However, while California requires courts to listen to children and give weight to their preferences, the court still has discretion and does not necessarily have to follow the child’s wishes or to follow them in exactly the way the child requests. The court will also have to consider whether a parent’s conditioning or efforts to alienate the child from the other parent played a role in the child’s request.
If your child expresses a desire to state a preference about the custody arrangement in court, you’ll need to file a formal request with the court for them to be heard. You’ll need to find a balance between allowing and encouraging them to have their say without exerting any pressure or undue influence over them. It’s important for children to feel that they’re being heard, especially about matters that concern them as intimately as a custody arrangement. But since both parents also have a personal stake in the outcome of a custody case, it can be easy for parents to cross a line with their influence. Your best bet is to take care not to speak negatively about your child’s other parent in front of them, as this can be perceived as alienation. Be positive about their relationship with their other parent if you can, and if you can’t be positive, at least be neutral. Don’t prevent your child from contacting their other parent during your parenting time, and avoid any appearance of interfering with the other parent’s parenting time.
Custody hearings can seem complicated, but most parents can advocate for their child and assert their own parental rights successfully in family court and come to an arrangement that works for their child.
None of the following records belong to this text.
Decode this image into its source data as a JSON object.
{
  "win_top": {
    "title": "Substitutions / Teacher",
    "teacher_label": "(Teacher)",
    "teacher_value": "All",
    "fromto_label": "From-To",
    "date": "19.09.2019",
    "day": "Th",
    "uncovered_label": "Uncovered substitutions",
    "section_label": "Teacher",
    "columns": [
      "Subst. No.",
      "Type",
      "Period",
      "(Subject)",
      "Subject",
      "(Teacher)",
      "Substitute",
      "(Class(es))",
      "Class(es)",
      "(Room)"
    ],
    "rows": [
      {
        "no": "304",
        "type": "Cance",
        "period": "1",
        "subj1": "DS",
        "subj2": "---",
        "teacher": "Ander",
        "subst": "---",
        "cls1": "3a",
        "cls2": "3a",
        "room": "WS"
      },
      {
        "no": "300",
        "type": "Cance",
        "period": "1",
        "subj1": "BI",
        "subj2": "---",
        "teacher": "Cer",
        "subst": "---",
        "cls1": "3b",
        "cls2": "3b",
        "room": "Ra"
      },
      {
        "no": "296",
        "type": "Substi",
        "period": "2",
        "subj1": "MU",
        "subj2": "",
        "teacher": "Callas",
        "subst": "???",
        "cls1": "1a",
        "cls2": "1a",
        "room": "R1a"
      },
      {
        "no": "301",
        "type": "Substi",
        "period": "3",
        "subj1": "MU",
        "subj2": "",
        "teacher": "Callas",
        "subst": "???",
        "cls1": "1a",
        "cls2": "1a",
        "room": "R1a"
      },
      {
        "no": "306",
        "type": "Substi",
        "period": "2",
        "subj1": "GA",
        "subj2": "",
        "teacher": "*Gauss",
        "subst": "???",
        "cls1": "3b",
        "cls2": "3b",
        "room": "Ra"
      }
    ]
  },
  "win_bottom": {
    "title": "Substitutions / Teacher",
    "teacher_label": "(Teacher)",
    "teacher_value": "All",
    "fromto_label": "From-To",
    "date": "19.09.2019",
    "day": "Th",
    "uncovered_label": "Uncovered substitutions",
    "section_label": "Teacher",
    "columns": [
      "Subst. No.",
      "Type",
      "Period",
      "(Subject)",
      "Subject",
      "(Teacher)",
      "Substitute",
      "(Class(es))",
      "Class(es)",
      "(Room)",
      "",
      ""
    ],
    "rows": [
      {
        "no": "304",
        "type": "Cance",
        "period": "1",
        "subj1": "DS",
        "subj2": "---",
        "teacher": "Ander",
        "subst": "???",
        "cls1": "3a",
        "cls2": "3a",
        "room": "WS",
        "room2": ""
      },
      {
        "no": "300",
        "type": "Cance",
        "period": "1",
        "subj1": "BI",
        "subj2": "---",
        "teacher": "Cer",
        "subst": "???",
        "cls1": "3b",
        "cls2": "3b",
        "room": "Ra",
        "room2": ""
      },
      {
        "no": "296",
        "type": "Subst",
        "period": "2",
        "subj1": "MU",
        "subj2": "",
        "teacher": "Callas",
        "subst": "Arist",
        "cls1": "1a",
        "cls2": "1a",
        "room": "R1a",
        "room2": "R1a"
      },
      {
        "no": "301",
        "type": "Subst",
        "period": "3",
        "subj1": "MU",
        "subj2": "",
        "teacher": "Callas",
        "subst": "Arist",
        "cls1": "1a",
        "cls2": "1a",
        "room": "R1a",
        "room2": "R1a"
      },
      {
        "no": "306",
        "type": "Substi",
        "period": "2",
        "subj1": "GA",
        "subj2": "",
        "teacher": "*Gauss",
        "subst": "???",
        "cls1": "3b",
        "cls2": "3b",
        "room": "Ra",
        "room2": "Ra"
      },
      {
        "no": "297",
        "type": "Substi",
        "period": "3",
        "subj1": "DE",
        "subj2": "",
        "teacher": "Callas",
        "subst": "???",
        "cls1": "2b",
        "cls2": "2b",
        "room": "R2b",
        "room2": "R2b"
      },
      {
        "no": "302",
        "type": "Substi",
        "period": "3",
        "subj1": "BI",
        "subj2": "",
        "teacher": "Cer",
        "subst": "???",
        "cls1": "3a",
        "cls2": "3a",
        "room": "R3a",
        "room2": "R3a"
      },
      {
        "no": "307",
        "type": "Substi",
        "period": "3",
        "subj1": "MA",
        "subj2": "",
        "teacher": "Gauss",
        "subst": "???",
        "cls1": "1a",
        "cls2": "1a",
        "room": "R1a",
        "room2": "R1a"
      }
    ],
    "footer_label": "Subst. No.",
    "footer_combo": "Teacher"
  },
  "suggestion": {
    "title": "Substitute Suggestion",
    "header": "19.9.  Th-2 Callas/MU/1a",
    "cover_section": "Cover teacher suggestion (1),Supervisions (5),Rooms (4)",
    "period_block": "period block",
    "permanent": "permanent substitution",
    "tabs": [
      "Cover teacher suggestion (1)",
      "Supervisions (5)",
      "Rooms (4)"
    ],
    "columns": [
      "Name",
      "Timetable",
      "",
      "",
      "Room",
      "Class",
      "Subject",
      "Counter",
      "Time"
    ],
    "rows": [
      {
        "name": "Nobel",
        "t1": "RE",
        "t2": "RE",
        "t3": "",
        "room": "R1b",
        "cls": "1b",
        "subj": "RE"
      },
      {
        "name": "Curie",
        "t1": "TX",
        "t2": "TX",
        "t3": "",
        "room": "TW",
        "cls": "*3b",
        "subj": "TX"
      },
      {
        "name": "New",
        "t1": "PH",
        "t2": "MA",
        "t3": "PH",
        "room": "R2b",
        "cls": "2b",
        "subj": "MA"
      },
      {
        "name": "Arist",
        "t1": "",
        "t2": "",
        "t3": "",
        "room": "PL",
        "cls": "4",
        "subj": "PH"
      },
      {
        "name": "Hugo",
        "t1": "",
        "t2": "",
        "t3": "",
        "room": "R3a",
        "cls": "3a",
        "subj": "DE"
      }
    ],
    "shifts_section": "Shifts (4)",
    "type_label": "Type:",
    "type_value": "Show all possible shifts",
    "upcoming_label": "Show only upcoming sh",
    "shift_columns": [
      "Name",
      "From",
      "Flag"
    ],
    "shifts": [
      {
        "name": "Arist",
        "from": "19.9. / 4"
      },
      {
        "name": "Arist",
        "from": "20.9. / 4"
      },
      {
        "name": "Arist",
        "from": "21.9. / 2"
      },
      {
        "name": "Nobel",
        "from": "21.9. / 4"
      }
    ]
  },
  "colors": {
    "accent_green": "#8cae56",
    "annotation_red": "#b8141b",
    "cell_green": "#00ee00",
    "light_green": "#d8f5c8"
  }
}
A legal resource group like National Family Solutions can help you get the resources you need to represent yourself in a California family court.